Wave Dragon first Pembrokeshire Unit:

The unit off Pembrokeshire will be a 7 MW device and located two to three miles northwest of St Ann’s Head and tested for three to five years only, in order to gain operational experience and knowledge on the energy transfer efficiencies. Commissioned in 2010, and deployed 2011/2012 the project would, even in this early demonstration phase, produce enough clean and green electricity each year to meet the annual demand of between 2,500 and 3,000 homes, subject to grid connection. This clean generation will offset the release of about 1,000 tonnes of carbon dioxide every year, the main greenhouse gas contributing to global warming and climate change. However, there may be limits placed on us by the local grid capacity, and we are in discussion with Western Power as to exactly how much energy we can bring ashore.

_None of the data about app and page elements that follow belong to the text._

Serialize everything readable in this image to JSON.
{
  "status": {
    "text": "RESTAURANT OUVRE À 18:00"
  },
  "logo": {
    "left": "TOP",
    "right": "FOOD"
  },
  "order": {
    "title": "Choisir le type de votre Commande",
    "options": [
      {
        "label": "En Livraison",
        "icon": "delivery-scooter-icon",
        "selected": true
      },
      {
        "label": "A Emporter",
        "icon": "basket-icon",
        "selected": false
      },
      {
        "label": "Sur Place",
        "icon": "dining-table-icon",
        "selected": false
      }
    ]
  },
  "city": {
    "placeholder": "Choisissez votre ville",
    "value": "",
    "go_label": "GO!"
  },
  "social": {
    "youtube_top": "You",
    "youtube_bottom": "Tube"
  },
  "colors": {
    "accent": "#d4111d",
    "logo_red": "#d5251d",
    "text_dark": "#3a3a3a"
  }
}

The demonstration site has been selected in order to meet several criteria. It must be exposed to the predominant wind and wave direction but relatively close to land, for economic and operational purposes. The site must be close to a major port, in our case Milford Haven, but yet away from commercial shipping interests and outside of military firing ranges. The landfall of the cable must be close to potential grid connection locations. Due to these practical limitations, the demonstration site is located within the Pembrokeshire Marine SAC (Special Area of Conservation), and a full Environmental Impact Assessment (EIA) has being conducted. However, we are only applying for permission to use this site as a test area and the Wave Dragon will only remain in place here for three to five years, covering an area of approximately 0.25 km2, before being removed; hopefully to join ten other units further (ten to twelve miles) out to sea, to form Britain’s first commercial wave energy farm.

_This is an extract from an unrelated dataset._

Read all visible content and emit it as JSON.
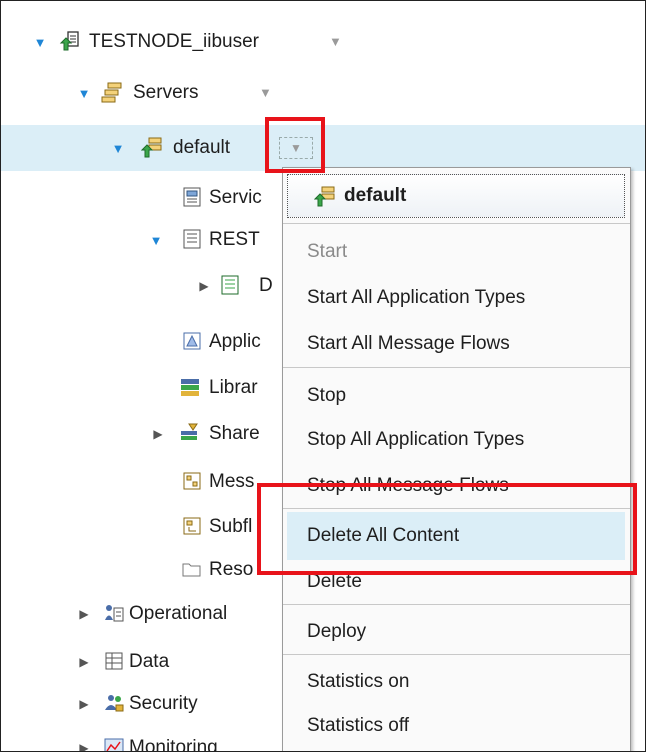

How it works:

The Wave Dragon is large floating barge that produces energy directly from the power of the water; the only moving parts in the entire structure are the turbines. The Wave Dragon works by facing its outstretched collector arms towards the oncoming waves, these concentrate 300 metres of wave front
towards 140 metres of ramp at the front of the structure. This focusing increases the wave height at the ramp, which in turn acts like a beach and causes the waves to break over its top and into the reservoir behind it. By this action the water is elevated and given potential energy, which is turned into electricity by simply running the water down through turbines in the bottom of the structure. The Wave Dragon actually produces energy in almost exactly the same way as a low-head hydro power station. This last fact is one of the major advantages of the Wave Dragon concept. There is no new technology utilised in this structure at all. The low-head turbines we are using are the same as the hydropower industry have been successfully using for over 80 years, the structure its self is based on designs that the maritime world has been using for even longer. This is of course another huge benefit of deploying in Pembrokeshire, in that there is a major resource of maritime construction experience that exists within Milford Haven and Pembroke Dock.

Wave Dragon Ltd:

Wave Dragon is a private company working towards the commercialisation of a technology to extract electricity directly from ocean waves. Originally a Danish company we are now moving the centre of our global operations to South Wales to take advantage of both the Wave Climate and the professional expertise in this area and especially the political commitment to renewable energies by the Welsh Assembly Government.